thank you very much for this in-depth review and your helpful input
.. and sorry for my late response.

We addressed your comments in this diff [1].  The file to generate this
diff is also attached to this mail.  A brief summary to each of your
points can be found inline below.


On Wed, Aug 26 2020 at 00:26 +0200, Carsten Bormann wrote:

> While we are resolving the code point issues, below are a few more questions I had.

The code point issue was resolved with the help of Carsten.  We freed
some space by not requesting more code points than needed for the four
uncompressed cases (CCNx/NDN-Interest/Data).

> Grüße, Carsten
> # Major
> An experimental RFC might want to specify a bit more about the experiment(s) that are planned to be made based on the protocol being defined.

We extended Section 10.2 with areas of future work and necessary
experiments to advance the ICN LoWPAN work.

> In 5.3.2, how do I know that a Nonce is present?
> (Optional in

The nonce appears as optional in the diagram, but the following
paragraph on the website states:

"Name is the only required element in an Interest packet. Nonce is
required when an Interest is transmitted over the network links, i.e., a
compliant forwarder must augment the Interest with the Nonce element if
it is missing"

In any case, we changed Section 5.3.2 to allow for optional nonces in
the compression scheme without adding any overhead.

> 8.1: What do these conceptual contexts do?
> I find nothing about that in here.
> (RFC 6775 Section 7.2 has rules about context state evolution that probably are needed here as well.)

Beginning of section 8.1 briefly describes what can be encoded into a
context.  The modified section 10.2 also picks up on this topic.

> 8.3: The meaning of Context ID chaining is not explained.

Chaining allows for using multiple context IDs within the same frame.
An explanation is added to section 8.3.

> # Minor
> The term “time-value” is used for what appears to be a duration, not an absolute time.  (Also, Figure 29 is highly misleading.)

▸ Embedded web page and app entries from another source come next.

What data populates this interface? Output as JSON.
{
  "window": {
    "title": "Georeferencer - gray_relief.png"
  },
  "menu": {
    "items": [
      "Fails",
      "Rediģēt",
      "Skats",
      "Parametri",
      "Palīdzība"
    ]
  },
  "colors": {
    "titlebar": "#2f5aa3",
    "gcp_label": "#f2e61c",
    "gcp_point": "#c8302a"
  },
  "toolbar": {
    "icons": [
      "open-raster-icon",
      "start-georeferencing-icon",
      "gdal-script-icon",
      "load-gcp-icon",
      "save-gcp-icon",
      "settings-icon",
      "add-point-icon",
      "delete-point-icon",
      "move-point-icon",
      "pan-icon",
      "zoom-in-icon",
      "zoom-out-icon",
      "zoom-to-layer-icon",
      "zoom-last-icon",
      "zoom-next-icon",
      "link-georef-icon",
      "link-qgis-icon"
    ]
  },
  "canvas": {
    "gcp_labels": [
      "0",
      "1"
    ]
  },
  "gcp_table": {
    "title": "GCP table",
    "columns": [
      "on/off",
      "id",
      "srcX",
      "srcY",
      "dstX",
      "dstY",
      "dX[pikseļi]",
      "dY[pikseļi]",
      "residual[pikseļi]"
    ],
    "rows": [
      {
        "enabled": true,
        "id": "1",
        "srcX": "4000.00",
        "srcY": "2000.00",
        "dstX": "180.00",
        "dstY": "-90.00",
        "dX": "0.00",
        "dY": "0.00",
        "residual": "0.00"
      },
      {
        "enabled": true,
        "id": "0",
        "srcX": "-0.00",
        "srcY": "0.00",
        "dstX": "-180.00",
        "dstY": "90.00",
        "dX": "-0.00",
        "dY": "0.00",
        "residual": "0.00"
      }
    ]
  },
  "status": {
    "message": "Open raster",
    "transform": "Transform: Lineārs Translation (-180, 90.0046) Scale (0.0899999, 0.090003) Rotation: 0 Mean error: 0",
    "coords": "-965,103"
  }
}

Changed the definition to "offset" in Section 2 "Terminology".  Figure
29 is also modified to show the correct distribution.

> The discussion in Section 4.2 (as well as the Security Considerations for that) might benefit from a reference to
> draft-ietf-6lo-minimal-fragment, in RFC editor queue.
> Does icnlowpan have any opinion on fragment forwarding?

Added accompanying info on 6FF to section 4.2, 10.2, and 11.  Also added
a reference to the evaluation on SFR and ICNLoWPAN that Martine
mentioned a few weeks back.

> The term “link fragmentation” might more properly called “adaptation layer fragmentation”.

Changed, where appropriate.

> The neat unary encoding for NDN types assumes that type numbers stay low.
> In uncompressed NDN, all numbers between 253 and 65535 have the same cost (three
> bytes); here they have very different cost.
> NDN might go ahead and allocate higher numbers without knowledge of the damage inflicted to the unary coding approach.
> Looking at
> it seems that only the range 800-1000 has been allocated at a (still
> small) detriment to this unary scheme.
> (I don’t think the design is wrong, I’m just thinking about ways to communicate the importance of small type numbers into the greater NDN space.)

Section 10.1 now mentions that lower type numbers for frequently used
TLVs are preferred and yield a better compression.  Out of scope of this
document, but I could also think of a translation table that maps larger
type numbers into the lower range (and probably sorts them by frequency)
if they do too much damage.

> 5.2: Only the example says (implies) that the nibbles are used MSN first.

Added a more detailed explanation to section 5.2.

> # Editorial
> Define byte and nibble at the outset and simplify some of the text.

Defined byte and nibble in Section 2 and replaced in the document where

Cenk Gündoğan

Hamburg University of Applied Sciences
Dept. of Computer Science / Internet Technologies Group
Berliner Tor 7, 20099 Hamburg, Germany
Fon: +49 40 42875 - 8426